*EXERCISE:* An exact copy of the entries is needed, with every picture left out.

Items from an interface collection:
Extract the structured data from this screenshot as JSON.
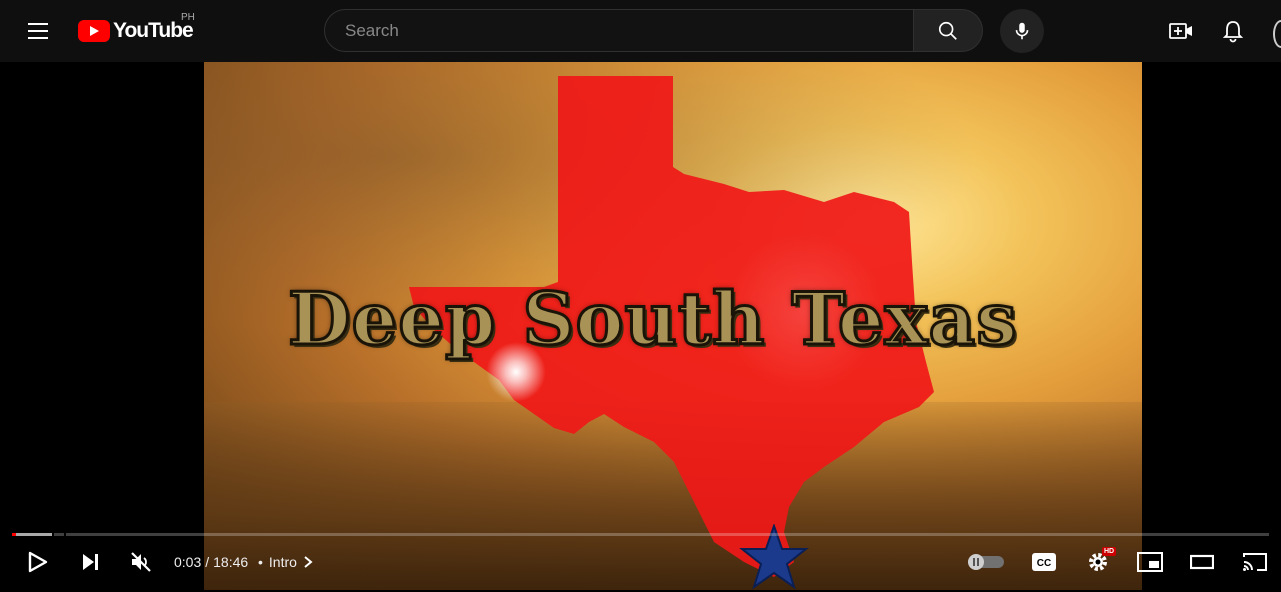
{
  "header": {
    "logo_text": "YouTube",
    "region": "PH",
    "search_placeholder": "Search",
    "icons": [
      "menu-icon",
      "youtube-logo-icon",
      "search-icon",
      "mic-icon",
      "create-icon",
      "bell-icon"
    ]
  },
  "video": {
    "overlay_title": "Deep South Texas",
    "player": {
      "current_time": "0:03",
      "separator": "/",
      "duration": "18:46",
      "chapter_bullet": "•",
      "chapter_label": "Intro",
      "played_fraction": 0.003,
      "buffered_fraction": 0.033,
      "hd_badge": "HD",
      "cc_label": "CC",
      "icons": [
        "play-icon",
        "next-icon",
        "muted-volume-icon",
        "autoplay-toggle-icon",
        "subtitles-icon",
        "settings-icon",
        "miniplayer-icon",
        "theater-icon",
        "cast-icon"
      ]
    }
  },
  "colors": {
    "accent": "#ff0000",
    "topbar_bg": "#0f0f0f",
    "texas_red": "#f01818",
    "star_blue": "#1b3a8c"
  }
}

*SOLUTION FOR THIS EXERCISE:*
Extract the structured data from this screenshot as JSON.
{
  "header": {
    "logo_text": "YouTube",
    "region": "PH",
    "search_placeholder": "Search",
    "icons": [
      "menu-icon",
      "youtube-logo-icon",
      "search-icon",
      "mic-icon",
      "create-icon",
      "bell-icon"
    ]
  },
  "video": {
    "overlay_title": "Deep South Texas",
    "player": {
      "current_time": "0:03",
      "separator": "/",
      "duration": "18:46",
      "chapter_bullet": "•",
      "chapter_label": "Intro",
      "played_fraction": 0.003,
      "buffered_fraction": 0.033,
      "hd_badge": "HD",
      "cc_label": "CC",
      "icons": [
        "play-icon",
        "next-icon",
        "muted-volume-icon",
        "autoplay-toggle-icon",
        "subtitles-icon",
        "settings-icon",
        "miniplayer-icon",
        "theater-icon",
        "cast-icon"
      ]
    }
  },
  "colors": {
    "accent": "#ff0000",
    "topbar_bg": "#0f0f0f",
    "texas_red": "#f01818",
    "star_blue": "#1b3a8c"
  }
}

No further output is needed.